Once released from the pellets, fuel gas may be pumped from the discharge chamber 30 in gaseous form under pressure via output line 36. When the supply of fuel gas in the pellets is expended, and no additional pellets remain in the storage chamber to be introduced into the discharge chamber, the discharge chamber is preferably cooled to ambient temperature such that the pellets 10 return to a crystalline state and can be removed from the chamber by a screw conveyor 26 or other means.

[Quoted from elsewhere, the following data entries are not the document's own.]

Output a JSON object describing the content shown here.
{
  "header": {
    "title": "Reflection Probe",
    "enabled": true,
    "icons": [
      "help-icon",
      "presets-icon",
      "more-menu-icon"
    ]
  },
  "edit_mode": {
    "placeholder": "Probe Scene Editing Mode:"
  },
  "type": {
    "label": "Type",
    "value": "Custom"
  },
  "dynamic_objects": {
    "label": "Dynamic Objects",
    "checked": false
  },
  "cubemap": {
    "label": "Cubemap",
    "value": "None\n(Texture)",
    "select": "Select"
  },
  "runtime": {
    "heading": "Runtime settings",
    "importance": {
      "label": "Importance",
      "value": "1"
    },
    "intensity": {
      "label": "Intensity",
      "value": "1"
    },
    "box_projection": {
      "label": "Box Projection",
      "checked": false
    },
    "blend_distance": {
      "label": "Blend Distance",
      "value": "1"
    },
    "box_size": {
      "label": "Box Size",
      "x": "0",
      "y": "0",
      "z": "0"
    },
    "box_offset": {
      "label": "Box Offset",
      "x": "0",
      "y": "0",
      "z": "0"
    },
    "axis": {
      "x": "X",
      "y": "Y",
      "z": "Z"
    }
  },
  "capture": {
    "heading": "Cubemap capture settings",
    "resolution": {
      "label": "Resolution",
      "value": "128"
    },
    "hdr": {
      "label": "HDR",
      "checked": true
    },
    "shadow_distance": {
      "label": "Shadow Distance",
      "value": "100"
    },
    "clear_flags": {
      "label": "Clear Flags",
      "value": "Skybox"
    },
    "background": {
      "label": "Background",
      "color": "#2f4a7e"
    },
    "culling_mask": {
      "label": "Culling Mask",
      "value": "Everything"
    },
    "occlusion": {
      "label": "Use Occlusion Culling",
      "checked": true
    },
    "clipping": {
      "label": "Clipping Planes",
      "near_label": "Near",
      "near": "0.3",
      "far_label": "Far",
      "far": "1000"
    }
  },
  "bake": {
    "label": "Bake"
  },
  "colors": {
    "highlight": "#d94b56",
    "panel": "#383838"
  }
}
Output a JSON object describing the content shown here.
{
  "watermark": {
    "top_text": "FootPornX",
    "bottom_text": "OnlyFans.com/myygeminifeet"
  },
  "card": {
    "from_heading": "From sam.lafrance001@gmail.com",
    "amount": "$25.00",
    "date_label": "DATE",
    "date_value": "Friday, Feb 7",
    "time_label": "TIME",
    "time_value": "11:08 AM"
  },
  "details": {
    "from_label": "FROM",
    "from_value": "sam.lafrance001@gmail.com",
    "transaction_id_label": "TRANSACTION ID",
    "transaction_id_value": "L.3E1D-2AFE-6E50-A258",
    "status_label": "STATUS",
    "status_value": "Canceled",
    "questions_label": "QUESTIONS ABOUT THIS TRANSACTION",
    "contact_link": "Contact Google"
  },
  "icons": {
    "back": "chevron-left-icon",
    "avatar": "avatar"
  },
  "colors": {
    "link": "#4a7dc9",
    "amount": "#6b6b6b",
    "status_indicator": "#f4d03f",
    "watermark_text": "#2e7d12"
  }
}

The expended pellets may then be recycled for further fuel gas storage.

The composition and method of the present invention may be used for fuel gas storage and release for a number of applications, including automotive transportation, for example in fuel cells, home heating, generation of electricity at remote locations, and the like.

Having described the invention in detail and by reference to preferred embodiments thereof, it will be apparent that modifications and variations are possible without departing from the scope of the invention.

Patent Citations
Cited PatentFiling datePublication dateApplicantTitle
US4182398Apr 4, 1977Jan 8, 1980The United States Of America As Represented By The United States Department Of EnergyCrosslinked crystalline polymer and methods for cooling and heating
US4328768Jul 24, 1980May 11, 1982General Motors CorporationHydrogen fuel storage and delivery system
US5174938 *Apr 19, 1991Dec 29, 1992Toyoda Gosei Co., Ltd.Process for producing fuel absorbent
US5418203 *Jun 16, 1993May 23, 1995Toyoda Gosei Co., Ltd.Fuel absorbent and a process for making the fuel absorbent
US5817157 *Jul 10, 1997Oct 6, 1998Checketts; Jed H.Hydrogen generation system and pelletized fuel
US6309449Oct 6, 1998Oct 30, 2001Mannesmann AgGas accumulator
US20060065553 *Sep 27, 2004Mar 30, 2006Golben P MFlexible hydrogen delivery mechanism for storage and recovery of hydrogen
US20060237688 *Apr 24, 2006Oct 26, 2006Joerg ZimmermannComposite hydrogen storage material and methods related thereto
US20080035200Oct 27, 2005Feb 14, 2008C. En. Limited, Aleman, Cordero, Galindo & Lee Trust LimitedTank and Material for Storage of Hydrogen Gas
Referenced by
Citing PatentFiling datePublication dateApplicantTitle
US8146735 *Sep 14, 2006Apr 3, 2012Manbas Alpha AbDistributed gas storage
US20080283420 *Sep 14, 2006Nov 20, 2008Manbas Alpha AbDistributed Gas Storage
Classifications
U.S. Classification502/402, 502/526, 206/.7
International ClassificationF17C11/00, C01B3/00
Cooperative ClassificationY02E60/328, Y10S502/526, F17C11/005, C01B3/0015, Y02E60/321
European ClassificationC01B3/00D2B, F17C11/00D
Legal Events
DateCodeEventDescription
Jan 20, 2014FPAYFee payment
Year of fee payment: 4